(Records contained in a dataset)
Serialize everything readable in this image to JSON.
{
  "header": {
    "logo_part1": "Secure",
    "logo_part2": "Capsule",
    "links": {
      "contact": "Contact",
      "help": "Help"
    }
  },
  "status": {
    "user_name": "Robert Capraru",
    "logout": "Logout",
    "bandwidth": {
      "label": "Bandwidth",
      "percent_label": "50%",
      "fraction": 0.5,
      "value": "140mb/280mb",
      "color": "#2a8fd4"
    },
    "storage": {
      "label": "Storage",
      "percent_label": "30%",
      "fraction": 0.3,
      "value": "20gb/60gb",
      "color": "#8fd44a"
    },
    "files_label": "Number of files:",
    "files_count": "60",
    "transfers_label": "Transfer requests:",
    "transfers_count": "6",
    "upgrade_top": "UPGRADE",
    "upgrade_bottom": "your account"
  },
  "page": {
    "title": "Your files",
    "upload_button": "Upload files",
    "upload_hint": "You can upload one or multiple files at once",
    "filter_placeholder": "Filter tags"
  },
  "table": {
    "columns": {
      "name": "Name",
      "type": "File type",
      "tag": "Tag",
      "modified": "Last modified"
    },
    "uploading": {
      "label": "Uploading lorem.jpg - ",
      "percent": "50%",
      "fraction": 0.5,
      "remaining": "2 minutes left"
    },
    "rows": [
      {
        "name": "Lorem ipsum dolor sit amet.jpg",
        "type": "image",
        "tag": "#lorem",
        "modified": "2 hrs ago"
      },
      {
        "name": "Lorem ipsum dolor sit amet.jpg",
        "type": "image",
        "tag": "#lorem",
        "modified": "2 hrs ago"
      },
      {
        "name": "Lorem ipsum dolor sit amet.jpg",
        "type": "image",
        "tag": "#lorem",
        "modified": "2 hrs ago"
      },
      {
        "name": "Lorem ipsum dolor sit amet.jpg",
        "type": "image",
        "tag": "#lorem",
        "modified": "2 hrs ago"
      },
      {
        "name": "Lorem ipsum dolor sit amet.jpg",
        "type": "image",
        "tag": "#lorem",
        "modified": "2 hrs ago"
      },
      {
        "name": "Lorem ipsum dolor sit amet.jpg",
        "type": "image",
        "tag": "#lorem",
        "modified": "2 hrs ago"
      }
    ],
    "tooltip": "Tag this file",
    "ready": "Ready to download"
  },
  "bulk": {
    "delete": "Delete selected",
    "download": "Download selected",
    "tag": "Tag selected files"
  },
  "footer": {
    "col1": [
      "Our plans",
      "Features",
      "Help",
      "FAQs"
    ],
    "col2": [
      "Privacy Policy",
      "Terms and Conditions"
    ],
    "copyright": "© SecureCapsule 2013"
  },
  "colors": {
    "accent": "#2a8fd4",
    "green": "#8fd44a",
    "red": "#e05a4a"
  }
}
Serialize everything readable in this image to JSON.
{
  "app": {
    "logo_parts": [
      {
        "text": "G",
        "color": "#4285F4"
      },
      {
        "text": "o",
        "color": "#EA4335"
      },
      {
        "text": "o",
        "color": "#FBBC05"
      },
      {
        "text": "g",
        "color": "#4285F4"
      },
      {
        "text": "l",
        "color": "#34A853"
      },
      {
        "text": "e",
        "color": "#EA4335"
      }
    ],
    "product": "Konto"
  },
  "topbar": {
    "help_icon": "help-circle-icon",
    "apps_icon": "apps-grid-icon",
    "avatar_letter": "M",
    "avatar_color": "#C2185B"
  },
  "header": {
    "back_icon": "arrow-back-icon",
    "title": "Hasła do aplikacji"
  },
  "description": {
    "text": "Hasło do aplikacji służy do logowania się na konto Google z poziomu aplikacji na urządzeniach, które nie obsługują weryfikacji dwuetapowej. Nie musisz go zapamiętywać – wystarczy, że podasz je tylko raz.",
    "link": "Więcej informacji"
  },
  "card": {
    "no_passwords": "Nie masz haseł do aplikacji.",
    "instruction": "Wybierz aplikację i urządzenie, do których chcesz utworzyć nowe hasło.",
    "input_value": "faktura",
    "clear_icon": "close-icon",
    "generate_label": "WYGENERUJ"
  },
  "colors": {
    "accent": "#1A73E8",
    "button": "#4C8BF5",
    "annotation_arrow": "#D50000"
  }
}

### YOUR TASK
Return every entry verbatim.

### ANSWER AREA
Serialize everything readable in this image to JSON.
{
  "header": {
    "logo_part1": "Secure",
    "logo_part2": "Capsule",
    "links": {
      "contact": "Contact",
      "help": "Help"
    }
  },
  "status": {
    "user_name": "Robert Capraru",
    "logout": "Logout",
    "bandwidth": {
      "label": "Bandwidth",
      "percent_label": "50%",
      "fraction": 0.5,
      "value": "140mb/280mb",
      "color": "#2a8fd4"
    },
    "storage": {
      "label": "Storage",
      "percent_label": "30%",
      "fraction": 0.3,
      "value": "20gb/60gb",
      "color": "#8fd44a"
    },
    "files_label": "Number of files:",
    "files_count": "60",
    "transfers_label": "Transfer requests:",
    "transfers_count": "6",
    "upgrade_top": "UPGRADE",
    "upgrade_bottom": "your account"
  },
  "page": {
    "title": "Your files",
    "upload_button": "Upload files",
    "upload_hint": "You can upload one or multiple files at once",
    "filter_placeholder": "Filter tags"
  },
  "table": {
    "columns": {
      "name": "Name",
      "type": "File type",
      "tag": "Tag",
      "modified": "Last modified"
    },
    "uploading": {
      "label": "Uploading lorem.jpg - ",
      "percent": "50%",
      "fraction": 0.5,
      "remaining": "2 minutes left"
    },
    "rows": [
      {
        "name": "Lorem ipsum dolor sit amet.jpg",
        "type": "image",
        "tag": "#lorem",
        "modified": "2 hrs ago"
      },
      {
        "name": "Lorem ipsum dolor sit amet.jpg",
        "type": "image",
        "tag": "#lorem",
        "modified": "2 hrs ago"
      },
      {
        "name": "Lorem ipsum dolor sit amet.jpg",
        "type": "image",
        "tag": "#lorem",
        "modified": "2 hrs ago"
      },
      {
        "name": "Lorem ipsum dolor sit amet.jpg",
        "type": "image",
        "tag": "#lorem",
        "modified": "2 hrs ago"
      },
      {
        "name": "Lorem ipsum dolor sit amet.jpg",
        "type": "image",
        "tag": "#lorem",
        "modified": "2 hrs ago"
      },
      {
        "name": "Lorem ipsum dolor sit amet.jpg",
        "type": "image",
        "tag": "#lorem",
        "modified": "2 hrs ago"
      }
    ],
    "tooltip": "Tag this file",
    "ready": "Ready to download"
  },
  "bulk": {
    "delete": "Delete selected",
    "download": "Download selected",
    "tag": "Tag selected files"
  },
  "footer": {
    "col1": [
      "Our plans",
      "Features",
      "Help",
      "FAQs"
    ],
    "col2": [
      "Privacy Policy",
      "Terms and Conditions"
    ],
    "copyright": "© SecureCapsule 2013"
  },
  "colors": {
    "accent": "#2a8fd4",
    "green": "#8fd44a",
    "red": "#e05a4a"
  }
}
Serialize everything readable in this image to JSON.
{
  "app": {
    "logo_parts": [
      {
        "text": "G",
        "color": "#4285F4"
      },
      {
        "text": "o",
        "color": "#EA4335"
      },
      {
        "text": "o",
        "color": "#FBBC05"
      },
      {
        "text": "g",
        "color": "#4285F4"
      },
      {
        "text": "l",
        "color": "#34A853"
      },
      {
        "text": "e",
        "color": "#EA4335"
      }
    ],
    "product": "Konto"
  },
  "topbar": {
    "help_icon": "help-circle-icon",
    "apps_icon": "apps-grid-icon",
    "avatar_letter": "M",
    "avatar_color": "#C2185B"
  },
  "header": {
    "back_icon": "arrow-back-icon",
    "title": "Hasła do aplikacji"
  },
  "description": {
    "text": "Hasło do aplikacji służy do logowania się na konto Google z poziomu aplikacji na urządzeniach, które nie obsługują weryfikacji dwuetapowej. Nie musisz go zapamiętywać – wystarczy, że podasz je tylko raz.",
    "link": "Więcej informacji"
  },
  "card": {
    "no_passwords": "Nie masz haseł do aplikacji.",
    "instruction": "Wybierz aplikację i urządzenie, do których chcesz utworzyć nowe hasło.",
    "input_value": "faktura",
    "clear_icon": "close-icon",
    "generate_label": "WYGENERUJ"
  },
  "colors": {
    "accent": "#1A73E8",
    "button": "#4C8BF5",
    "annotation_arrow": "#D50000"
  }
}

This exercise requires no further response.